• Work to be completed: Go through the data and copy each line where the word "Lager" shows up.

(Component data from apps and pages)
▼▼▼

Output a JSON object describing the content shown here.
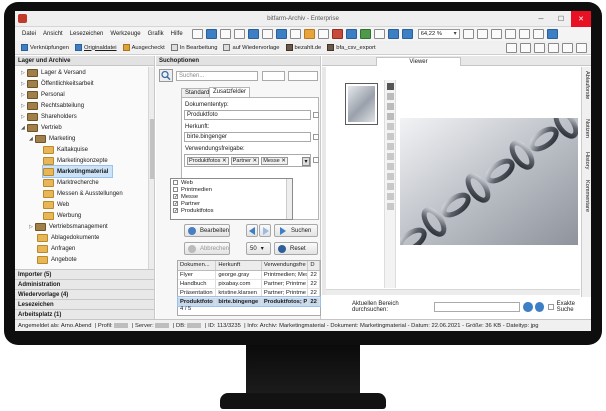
{
  "window": {
    "title": "bitfarm-Archiv - Enterprise"
  },
  "menu": [
    "Datei",
    "Ansicht",
    "Lesezeichen",
    "Werkzeuge",
    "Grafik",
    "Hilfe"
  ],
  "toolbar": {
    "zoom": "64,22 %"
  },
  "toolbar2": {
    "items": [
      "Verknüpfungen",
      "Originaldatei",
      "Ausgecheckt",
      "In Bearbeitung",
      "auf Wiedervorlage",
      "bezahlt.de",
      "bfa_csv_export"
    ]
  },
  "left": {
    "header": "Lager und Archive",
    "tree": [
      "Lager & Versand",
      "Öffentlichkeitsarbeit",
      "Personal",
      "Rechtsabteilung",
      "Shareholders",
      "Vertrieb",
      "Marketing",
      "Kaltakquise",
      "Marketingkonzepte",
      "Marketingmaterial",
      "Marktrecherche",
      "Messen & Ausstellungen",
      "Web",
      "Werbung",
      "Vertriebsmanagement",
      "Ablagedokumente",
      "Anfragen",
      "Angebote"
    ],
    "sections": [
      "Importer (5)",
      "Administration",
      "Wiedervorlage (4)",
      "Lesezeichen",
      "Arbeitsplatz (1)"
    ]
  },
  "search": {
    "header": "Suchoptionen",
    "placeholder": "Suchen...",
    "tab_standard": "Standard",
    "tab_extra": "Zusatzfelder",
    "doctype_label": "Dokumententyp:",
    "doctype_value": "Produktfoto",
    "origin_label": "Herkunft:",
    "origin_value": "birte.bingenger",
    "usage_label": "Verwendungsfreigabe:",
    "usage_tags": [
      "Produktfotos",
      "Partner",
      "Messe"
    ],
    "usage_options": [
      {
        "label": "Web",
        "checked": false
      },
      {
        "label": "Printmedien",
        "checked": false
      },
      {
        "label": "Messe",
        "checked": true
      },
      {
        "label": "Partner",
        "checked": true
      },
      {
        "label": "Produktfotos",
        "checked": true
      }
    ],
    "btn_edit": "Bearbeiten",
    "btn_cancel": "Abbrechen",
    "btn_search": "Suchen",
    "btn_reset": "Reset",
    "count_select": "50",
    "results_columns": [
      "Dokumen...",
      "Herkunft",
      "Verwendungsfre",
      "D"
    ],
    "results_rows": [
      [
        "Flyer",
        "george.gray",
        "Printmedien; Mes",
        "22"
      ],
      [
        "Handbuch",
        "pixabay.com",
        "Partner; Printme",
        "22"
      ],
      [
        "Präsentation",
        "kristine.klarsen",
        "Partner; Printme",
        "22"
      ],
      [
        "Produktfoto",
        "birte.bingenge",
        "Produktfotos; P",
        "22"
      ]
    ],
    "selected_row": 3,
    "pager": "4 / 5"
  },
  "viewer": {
    "tab": "Viewer",
    "side_tabs": [
      "Ablauforste",
      "Notizen",
      "History",
      "Kommentare"
    ],
    "search_label": "Aktuellen Bereich durchsuchen:",
    "exact_label": "Exakte Suche"
  },
  "status": {
    "user_label": "Angemeldet als:",
    "user": "Arno.Abend",
    "profile_label": "Profil:",
    "server_label": "Server:",
    "db_label": "DB:",
    "id_label": "ID:",
    "id": "113/3235",
    "info": "Info: Archiv: Marketingmaterial - Dokument: Marketingmaterial - Datum: 22.06.2021 - Größe: 36 KB - Dateityp: jpg"
  }
}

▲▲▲

• Answer to the exercise:
    "header": "Lager und Archive",
      "Lager & Versand",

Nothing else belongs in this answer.